Whenever a line below includes the string "views", show it.

(Extracted data entries)
■ ■ ■ ■ ■ ■ ■
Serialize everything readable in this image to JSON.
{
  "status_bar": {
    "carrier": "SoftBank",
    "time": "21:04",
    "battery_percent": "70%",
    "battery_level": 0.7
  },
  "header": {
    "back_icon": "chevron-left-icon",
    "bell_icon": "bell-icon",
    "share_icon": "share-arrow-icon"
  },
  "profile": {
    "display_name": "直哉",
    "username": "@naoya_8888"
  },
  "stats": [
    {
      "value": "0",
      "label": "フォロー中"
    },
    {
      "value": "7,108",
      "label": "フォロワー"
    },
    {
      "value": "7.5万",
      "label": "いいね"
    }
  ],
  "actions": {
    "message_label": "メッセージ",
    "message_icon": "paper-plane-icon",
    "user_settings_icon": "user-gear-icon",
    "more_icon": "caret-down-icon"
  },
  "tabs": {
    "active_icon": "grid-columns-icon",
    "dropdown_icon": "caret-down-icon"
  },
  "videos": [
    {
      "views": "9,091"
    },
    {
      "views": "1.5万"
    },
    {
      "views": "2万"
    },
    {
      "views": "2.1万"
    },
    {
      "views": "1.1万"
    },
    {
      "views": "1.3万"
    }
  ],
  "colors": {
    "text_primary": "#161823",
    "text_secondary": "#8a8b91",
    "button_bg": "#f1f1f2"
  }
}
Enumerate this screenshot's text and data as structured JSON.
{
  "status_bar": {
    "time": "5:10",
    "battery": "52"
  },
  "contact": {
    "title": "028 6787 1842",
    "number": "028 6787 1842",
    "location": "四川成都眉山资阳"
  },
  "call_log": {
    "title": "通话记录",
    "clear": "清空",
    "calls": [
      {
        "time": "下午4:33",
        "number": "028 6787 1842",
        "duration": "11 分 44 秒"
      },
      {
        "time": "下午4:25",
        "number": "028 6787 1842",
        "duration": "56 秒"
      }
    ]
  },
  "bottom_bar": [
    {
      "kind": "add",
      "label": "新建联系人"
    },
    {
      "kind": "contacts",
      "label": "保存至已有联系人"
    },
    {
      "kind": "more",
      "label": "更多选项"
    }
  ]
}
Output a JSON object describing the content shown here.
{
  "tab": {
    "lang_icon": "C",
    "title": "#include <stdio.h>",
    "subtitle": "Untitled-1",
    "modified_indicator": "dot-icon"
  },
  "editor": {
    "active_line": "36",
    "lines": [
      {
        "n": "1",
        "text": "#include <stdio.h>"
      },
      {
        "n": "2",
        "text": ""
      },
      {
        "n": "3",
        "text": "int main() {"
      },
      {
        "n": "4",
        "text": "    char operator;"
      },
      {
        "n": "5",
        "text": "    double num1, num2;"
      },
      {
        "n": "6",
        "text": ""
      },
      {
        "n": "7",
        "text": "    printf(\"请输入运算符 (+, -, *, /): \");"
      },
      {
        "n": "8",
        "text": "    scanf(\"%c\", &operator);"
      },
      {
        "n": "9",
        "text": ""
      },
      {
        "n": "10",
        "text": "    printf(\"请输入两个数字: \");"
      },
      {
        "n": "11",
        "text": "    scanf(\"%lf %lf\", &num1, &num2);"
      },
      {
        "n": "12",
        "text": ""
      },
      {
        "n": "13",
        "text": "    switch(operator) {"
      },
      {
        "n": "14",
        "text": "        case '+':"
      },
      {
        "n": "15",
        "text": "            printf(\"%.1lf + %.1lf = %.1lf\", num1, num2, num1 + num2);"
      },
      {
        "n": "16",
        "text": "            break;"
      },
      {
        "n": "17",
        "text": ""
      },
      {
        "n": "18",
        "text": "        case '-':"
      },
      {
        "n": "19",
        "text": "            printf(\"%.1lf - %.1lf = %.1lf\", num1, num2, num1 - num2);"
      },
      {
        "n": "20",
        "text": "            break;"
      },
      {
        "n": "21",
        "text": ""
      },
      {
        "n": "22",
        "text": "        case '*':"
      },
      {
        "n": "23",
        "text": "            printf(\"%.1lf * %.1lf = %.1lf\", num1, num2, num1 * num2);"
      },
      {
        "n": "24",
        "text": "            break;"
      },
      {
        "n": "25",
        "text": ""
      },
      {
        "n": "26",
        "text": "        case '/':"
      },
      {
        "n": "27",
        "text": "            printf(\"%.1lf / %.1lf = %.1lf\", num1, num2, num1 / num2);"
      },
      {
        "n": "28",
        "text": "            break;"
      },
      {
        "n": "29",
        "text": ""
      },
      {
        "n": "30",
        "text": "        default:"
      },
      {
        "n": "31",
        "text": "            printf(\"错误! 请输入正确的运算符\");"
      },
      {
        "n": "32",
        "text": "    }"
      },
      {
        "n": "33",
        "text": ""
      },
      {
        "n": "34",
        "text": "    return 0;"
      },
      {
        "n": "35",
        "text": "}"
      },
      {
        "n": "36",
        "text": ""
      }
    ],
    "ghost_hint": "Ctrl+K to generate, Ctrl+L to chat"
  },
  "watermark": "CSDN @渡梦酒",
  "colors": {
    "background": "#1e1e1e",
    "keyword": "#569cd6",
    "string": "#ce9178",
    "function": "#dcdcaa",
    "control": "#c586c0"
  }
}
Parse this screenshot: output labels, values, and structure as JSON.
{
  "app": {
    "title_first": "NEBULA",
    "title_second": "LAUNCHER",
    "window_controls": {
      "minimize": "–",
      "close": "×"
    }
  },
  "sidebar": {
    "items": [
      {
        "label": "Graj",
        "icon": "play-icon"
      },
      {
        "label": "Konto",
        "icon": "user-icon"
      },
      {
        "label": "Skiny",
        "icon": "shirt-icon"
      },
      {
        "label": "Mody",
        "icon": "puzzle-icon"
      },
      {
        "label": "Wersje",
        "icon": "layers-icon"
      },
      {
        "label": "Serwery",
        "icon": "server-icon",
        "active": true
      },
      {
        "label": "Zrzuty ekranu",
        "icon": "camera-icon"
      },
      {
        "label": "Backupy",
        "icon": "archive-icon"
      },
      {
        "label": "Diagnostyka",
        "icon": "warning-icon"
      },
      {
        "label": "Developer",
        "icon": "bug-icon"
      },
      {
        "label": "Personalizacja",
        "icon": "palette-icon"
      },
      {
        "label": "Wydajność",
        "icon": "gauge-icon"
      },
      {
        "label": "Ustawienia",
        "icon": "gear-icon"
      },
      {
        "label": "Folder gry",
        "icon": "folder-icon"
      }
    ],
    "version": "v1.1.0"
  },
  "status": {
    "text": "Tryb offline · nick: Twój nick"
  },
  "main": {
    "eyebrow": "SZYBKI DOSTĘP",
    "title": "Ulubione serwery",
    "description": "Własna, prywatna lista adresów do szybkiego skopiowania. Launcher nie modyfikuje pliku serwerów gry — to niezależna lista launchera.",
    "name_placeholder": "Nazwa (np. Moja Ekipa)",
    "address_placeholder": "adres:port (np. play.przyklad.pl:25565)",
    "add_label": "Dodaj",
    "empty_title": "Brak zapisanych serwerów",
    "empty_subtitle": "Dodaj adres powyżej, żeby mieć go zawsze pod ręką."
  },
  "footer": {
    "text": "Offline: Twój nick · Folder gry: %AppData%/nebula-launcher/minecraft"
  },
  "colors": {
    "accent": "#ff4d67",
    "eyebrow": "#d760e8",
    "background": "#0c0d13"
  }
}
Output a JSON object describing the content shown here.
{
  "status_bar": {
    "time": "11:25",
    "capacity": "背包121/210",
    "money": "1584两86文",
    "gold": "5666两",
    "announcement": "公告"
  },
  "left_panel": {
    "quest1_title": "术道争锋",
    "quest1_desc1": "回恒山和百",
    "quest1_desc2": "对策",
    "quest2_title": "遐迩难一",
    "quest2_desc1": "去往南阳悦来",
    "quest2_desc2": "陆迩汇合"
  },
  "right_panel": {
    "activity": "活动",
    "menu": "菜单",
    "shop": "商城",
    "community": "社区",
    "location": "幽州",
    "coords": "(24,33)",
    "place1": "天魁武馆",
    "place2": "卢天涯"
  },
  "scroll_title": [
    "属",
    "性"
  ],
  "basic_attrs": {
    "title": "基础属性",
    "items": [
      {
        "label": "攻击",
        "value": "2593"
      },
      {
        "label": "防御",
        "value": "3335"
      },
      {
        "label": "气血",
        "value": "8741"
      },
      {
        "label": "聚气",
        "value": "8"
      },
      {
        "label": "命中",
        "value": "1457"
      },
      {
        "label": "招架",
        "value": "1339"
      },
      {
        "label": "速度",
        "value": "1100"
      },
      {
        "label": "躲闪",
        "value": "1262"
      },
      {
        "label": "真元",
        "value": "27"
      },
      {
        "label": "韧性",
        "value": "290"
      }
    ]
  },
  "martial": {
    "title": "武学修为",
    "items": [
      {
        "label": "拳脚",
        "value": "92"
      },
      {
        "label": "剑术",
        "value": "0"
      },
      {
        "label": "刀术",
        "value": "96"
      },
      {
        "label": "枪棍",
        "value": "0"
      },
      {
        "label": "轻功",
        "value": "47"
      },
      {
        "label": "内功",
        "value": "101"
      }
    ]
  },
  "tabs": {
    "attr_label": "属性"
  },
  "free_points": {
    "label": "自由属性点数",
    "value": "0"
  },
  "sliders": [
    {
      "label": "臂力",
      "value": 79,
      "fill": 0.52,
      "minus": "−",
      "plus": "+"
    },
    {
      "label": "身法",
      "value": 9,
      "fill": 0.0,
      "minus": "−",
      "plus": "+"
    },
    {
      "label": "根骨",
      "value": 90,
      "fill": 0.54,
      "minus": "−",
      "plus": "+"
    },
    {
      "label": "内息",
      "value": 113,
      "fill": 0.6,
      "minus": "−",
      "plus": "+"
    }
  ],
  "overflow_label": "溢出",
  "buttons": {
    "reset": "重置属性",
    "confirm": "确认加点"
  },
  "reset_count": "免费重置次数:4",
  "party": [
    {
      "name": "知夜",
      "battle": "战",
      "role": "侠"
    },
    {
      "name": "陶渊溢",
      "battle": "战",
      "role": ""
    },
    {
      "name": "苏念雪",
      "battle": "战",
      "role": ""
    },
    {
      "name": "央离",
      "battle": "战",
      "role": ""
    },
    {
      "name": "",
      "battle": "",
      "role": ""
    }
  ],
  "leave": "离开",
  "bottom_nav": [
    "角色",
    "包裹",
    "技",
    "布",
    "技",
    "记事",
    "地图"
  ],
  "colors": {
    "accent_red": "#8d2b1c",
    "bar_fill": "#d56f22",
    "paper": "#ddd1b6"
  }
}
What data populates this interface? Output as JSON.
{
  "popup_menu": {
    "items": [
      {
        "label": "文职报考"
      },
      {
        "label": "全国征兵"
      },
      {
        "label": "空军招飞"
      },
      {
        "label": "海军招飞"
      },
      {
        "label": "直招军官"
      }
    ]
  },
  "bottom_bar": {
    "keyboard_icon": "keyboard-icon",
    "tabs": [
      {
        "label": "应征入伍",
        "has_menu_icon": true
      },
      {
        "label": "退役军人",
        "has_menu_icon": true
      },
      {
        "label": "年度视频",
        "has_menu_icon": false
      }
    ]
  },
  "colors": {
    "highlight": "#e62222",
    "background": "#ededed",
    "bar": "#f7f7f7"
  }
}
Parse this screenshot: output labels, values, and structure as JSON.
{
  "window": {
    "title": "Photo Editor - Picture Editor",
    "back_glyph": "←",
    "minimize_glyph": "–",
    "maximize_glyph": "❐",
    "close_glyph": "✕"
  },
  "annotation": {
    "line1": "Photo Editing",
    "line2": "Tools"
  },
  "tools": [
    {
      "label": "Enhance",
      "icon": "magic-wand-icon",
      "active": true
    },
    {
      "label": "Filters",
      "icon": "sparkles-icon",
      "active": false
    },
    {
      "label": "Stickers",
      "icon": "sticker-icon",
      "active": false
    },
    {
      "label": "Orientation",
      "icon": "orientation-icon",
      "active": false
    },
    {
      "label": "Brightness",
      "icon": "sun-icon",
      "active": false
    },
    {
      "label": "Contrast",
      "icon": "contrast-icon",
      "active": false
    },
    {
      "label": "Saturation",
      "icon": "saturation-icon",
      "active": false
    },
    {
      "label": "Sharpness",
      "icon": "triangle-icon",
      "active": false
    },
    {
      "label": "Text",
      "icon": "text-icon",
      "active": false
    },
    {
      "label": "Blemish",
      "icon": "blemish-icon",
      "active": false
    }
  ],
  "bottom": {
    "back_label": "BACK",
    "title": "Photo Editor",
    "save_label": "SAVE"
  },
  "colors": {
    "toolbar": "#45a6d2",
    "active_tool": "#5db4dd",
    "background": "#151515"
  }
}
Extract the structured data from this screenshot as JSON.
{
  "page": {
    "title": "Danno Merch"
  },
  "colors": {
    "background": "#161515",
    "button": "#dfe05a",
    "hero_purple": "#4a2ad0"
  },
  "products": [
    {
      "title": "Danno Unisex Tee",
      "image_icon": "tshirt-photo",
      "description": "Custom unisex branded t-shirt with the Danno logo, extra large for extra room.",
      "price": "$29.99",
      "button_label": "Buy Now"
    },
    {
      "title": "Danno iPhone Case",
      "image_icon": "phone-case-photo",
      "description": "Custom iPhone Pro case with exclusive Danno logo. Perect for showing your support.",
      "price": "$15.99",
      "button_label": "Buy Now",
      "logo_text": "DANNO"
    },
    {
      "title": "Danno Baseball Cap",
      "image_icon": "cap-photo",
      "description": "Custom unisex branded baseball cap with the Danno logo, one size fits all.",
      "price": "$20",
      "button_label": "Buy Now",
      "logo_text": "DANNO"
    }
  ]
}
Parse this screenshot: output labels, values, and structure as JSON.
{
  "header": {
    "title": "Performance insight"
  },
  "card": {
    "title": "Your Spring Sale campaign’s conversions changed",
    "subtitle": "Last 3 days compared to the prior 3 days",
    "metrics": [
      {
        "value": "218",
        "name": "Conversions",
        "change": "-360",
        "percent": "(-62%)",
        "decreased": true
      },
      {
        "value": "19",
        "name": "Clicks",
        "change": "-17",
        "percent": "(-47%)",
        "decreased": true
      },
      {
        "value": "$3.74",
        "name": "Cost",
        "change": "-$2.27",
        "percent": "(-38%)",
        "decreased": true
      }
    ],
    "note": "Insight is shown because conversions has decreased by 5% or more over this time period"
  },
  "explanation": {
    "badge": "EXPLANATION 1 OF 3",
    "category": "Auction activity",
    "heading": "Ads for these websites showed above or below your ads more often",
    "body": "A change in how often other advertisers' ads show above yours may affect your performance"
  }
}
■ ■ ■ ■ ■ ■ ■
* YOUR SOLUTION *
      "views": "9,091"
      "views": "1.5万"
      "views": "2万"
      "views": "2.1万"
      "views": "1.1万"
      "views": "1.3万"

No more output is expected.